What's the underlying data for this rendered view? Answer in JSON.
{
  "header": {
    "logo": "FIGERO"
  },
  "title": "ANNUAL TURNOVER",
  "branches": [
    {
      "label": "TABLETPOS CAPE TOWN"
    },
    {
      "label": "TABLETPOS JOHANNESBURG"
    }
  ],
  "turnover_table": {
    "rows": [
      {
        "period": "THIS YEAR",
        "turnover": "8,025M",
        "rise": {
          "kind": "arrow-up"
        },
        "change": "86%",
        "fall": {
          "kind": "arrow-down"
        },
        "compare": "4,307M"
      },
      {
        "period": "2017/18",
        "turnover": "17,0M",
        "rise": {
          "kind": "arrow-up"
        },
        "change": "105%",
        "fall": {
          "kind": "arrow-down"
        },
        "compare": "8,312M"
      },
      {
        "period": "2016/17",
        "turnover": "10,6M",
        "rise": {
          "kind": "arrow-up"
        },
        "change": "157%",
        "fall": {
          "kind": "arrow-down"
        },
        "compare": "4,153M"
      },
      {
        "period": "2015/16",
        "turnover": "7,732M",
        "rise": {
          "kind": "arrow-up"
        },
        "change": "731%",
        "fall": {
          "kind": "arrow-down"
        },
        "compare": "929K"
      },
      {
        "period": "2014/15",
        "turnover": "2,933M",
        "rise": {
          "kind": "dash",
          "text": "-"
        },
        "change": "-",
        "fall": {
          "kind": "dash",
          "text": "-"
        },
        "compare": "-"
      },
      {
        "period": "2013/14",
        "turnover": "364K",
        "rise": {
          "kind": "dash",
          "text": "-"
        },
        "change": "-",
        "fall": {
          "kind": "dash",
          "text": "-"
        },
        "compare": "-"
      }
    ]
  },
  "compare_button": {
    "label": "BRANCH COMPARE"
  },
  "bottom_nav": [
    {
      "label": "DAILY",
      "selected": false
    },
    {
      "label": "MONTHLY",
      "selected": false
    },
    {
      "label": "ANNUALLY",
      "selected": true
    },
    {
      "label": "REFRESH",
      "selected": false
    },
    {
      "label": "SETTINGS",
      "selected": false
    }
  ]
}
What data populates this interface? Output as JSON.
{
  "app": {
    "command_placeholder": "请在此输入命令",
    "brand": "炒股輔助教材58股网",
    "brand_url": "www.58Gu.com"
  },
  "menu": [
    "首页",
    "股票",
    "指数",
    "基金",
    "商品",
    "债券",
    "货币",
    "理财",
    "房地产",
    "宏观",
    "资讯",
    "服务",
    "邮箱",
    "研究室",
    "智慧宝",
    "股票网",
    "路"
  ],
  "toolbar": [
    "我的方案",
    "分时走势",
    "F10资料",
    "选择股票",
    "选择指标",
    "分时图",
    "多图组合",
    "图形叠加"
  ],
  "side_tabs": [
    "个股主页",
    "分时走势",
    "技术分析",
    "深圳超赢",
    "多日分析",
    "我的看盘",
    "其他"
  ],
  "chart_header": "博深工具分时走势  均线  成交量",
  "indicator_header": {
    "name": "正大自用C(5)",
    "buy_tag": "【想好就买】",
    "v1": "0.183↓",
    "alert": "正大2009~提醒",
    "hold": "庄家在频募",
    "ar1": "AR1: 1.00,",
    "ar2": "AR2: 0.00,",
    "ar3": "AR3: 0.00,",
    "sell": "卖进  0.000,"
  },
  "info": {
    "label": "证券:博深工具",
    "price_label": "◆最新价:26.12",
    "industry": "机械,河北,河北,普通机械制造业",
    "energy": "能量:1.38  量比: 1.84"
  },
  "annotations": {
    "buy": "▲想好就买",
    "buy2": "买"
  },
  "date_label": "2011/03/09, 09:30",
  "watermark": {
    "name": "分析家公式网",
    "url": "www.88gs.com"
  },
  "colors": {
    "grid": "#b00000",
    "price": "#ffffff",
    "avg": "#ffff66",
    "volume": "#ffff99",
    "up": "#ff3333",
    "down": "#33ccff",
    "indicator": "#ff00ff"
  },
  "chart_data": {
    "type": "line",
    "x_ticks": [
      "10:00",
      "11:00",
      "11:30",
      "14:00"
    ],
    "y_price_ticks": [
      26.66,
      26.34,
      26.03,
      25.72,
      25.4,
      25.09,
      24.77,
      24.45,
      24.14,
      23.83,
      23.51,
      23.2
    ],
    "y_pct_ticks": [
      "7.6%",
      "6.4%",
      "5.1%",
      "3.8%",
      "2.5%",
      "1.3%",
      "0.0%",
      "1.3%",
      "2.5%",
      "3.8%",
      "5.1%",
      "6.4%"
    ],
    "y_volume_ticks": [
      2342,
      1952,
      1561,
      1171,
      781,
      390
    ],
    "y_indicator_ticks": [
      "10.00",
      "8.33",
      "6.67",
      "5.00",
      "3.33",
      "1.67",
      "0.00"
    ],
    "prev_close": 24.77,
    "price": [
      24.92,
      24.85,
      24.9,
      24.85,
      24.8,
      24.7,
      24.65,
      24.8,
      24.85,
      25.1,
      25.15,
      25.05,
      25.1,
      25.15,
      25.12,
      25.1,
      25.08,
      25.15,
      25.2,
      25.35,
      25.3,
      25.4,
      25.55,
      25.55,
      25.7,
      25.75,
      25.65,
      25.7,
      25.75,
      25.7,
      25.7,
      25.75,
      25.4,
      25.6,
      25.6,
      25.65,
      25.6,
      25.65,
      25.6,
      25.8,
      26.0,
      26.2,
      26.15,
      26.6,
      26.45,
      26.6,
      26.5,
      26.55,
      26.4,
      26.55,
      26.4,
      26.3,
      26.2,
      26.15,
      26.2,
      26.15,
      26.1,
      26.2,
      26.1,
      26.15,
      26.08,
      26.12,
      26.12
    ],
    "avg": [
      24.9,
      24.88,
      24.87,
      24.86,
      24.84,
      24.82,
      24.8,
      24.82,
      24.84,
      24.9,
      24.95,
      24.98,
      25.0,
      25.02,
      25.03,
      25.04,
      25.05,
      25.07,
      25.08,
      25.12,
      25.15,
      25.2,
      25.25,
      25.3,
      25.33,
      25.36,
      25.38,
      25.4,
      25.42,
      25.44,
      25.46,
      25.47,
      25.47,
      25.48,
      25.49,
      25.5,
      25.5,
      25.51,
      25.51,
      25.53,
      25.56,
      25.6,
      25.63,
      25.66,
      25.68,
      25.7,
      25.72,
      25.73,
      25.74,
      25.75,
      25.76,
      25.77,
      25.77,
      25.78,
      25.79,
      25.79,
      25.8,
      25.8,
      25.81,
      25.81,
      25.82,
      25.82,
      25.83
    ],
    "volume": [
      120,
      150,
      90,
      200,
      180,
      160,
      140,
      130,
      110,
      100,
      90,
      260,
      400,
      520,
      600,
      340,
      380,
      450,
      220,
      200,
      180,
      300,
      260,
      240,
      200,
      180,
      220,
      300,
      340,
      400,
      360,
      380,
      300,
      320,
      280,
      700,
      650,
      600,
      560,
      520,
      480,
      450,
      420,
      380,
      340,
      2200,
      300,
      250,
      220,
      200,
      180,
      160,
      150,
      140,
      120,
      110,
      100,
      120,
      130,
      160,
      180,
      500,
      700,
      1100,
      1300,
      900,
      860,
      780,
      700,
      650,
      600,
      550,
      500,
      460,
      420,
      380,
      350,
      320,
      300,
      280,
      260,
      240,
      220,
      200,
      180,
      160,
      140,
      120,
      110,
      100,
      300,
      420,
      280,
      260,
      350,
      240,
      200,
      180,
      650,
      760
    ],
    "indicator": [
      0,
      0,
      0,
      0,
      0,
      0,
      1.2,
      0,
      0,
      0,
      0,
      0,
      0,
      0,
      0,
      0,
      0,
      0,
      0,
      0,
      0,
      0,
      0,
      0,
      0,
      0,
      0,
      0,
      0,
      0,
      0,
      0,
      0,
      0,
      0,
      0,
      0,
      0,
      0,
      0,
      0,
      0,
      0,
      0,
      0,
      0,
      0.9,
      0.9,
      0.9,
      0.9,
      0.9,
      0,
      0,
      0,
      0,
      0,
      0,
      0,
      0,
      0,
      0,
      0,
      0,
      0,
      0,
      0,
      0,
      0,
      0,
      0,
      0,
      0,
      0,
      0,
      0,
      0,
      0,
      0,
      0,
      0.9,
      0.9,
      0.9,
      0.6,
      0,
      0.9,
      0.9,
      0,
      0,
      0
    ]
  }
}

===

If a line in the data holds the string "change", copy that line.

■ **Response to this task**:
        "change": "86%",
        "change": "105%",
        "change": "157%",
        "change": "731%",
        "change": "-",
        "change": "-",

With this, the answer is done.